by Steven Ertelt
March 30, 2007
Lawrence, MA (LifeNews.com) — A Massachusetts woman who was arrested after she used an anti-ulcer drug to kill her unborn child talked about her decisions. Amber Abreu, 18, used the drug to cause an abortion even though its maker warns it shouldn’t be utilized for that purpose. She now regrets her decision.
"If I could turn back the clock, I would do things differently," Abreu told the Eagle Tribune newspaper in an interview. "Those people who judge me don’t know what I’m feeling inside."
After using the drug, which failed to kill the child immediately, Abreu gave birth to a baby girl January 6 who weighed just 1.25 pounds.
Despite the delivery, baby Ashley Abreu was unable to be saved and she died four days later at a local Boston hospital.
She told the newspaper she named the baby Ashley because it sounded "almost angelic."
"This is going to haunt me for the rest of my life. I pray that one day, she (Ashley) can forgive me for making this decision. When I have a family, how am I going to explain to them what happened?"
As a result of her actions, Abreu was indicted by an Essex County Grand Jury on charges of illegally producing a miscarriage and prosecutors considered charged her with the murder of the baby. They’ve since dropped those charges.
She told the Eagle Tribune she was relieved she won’t be charged for murder or manslaughter.
"I feel a little better about the charges," she said.
Abreu said she was scared and confused when she found out she was pregnant and she got the ulcer drug Cytotec, which is also known as misoprostol, from a friend who had visited the Dominican Republic, where she is from, and that she took them over a period of three days.
"I wasn’t sure if I was going to take the pills.
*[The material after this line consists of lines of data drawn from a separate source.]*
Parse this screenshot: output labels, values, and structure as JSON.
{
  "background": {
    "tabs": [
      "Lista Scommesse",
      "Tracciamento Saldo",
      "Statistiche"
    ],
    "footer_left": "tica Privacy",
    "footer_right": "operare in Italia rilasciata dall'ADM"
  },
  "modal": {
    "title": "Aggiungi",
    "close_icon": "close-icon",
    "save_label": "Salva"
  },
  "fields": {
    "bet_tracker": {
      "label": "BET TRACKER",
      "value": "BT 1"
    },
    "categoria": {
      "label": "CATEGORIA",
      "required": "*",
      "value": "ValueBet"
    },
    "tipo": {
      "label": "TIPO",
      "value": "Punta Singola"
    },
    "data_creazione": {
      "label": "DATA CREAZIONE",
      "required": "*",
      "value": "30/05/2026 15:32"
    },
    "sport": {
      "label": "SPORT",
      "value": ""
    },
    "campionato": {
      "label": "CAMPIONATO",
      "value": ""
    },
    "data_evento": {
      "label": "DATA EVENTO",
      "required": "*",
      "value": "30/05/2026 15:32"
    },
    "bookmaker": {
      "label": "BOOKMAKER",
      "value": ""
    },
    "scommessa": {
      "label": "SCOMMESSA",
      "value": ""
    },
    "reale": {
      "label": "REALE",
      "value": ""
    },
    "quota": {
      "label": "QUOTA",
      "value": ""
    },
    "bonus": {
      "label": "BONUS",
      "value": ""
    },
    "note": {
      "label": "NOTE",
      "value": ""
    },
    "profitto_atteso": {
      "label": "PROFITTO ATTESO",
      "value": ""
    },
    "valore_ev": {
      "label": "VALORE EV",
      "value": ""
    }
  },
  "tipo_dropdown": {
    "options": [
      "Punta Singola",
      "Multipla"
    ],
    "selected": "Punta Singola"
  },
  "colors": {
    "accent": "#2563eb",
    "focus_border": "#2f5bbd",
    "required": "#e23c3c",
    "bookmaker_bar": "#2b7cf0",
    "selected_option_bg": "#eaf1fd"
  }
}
I was afraid of what was going to happen," she said.
"I was in shock when they told me at the hospital I was having the baby," she told the newspaper after learning the anti-ulcer drug, sometimes misused by abortion businesses to cause abortions, didn’t work.
Some abortion practitioners engage in what is known as "off-label" use because it has been found to be relatively effective in producing contractions. The maker of that drug, Searle, has issued warnings in both the United States and Australia that the misuse is dangerous for women.
"I felt bad because I knew she was suffering," Abreu told the Eagle Tribune about her daughter’s death. "I felt guilty for what I had done. At that moment, I’d have done anything to let her live."
"I was hysterical when she died. I hugged her and kissed her," she indicated.
Abortion is legal up to the 24th week of pregnancy in Massachusetts and medical officials determined that baby was 25 weeks along at the time of birth.
The illegal miscarriage charge is a felony that involves the use of a drug to end a pregnancy without an abortion and includes as much as seven years in prison.
After spending a few days in prison, her family raised the $15,000 to get her out on bail.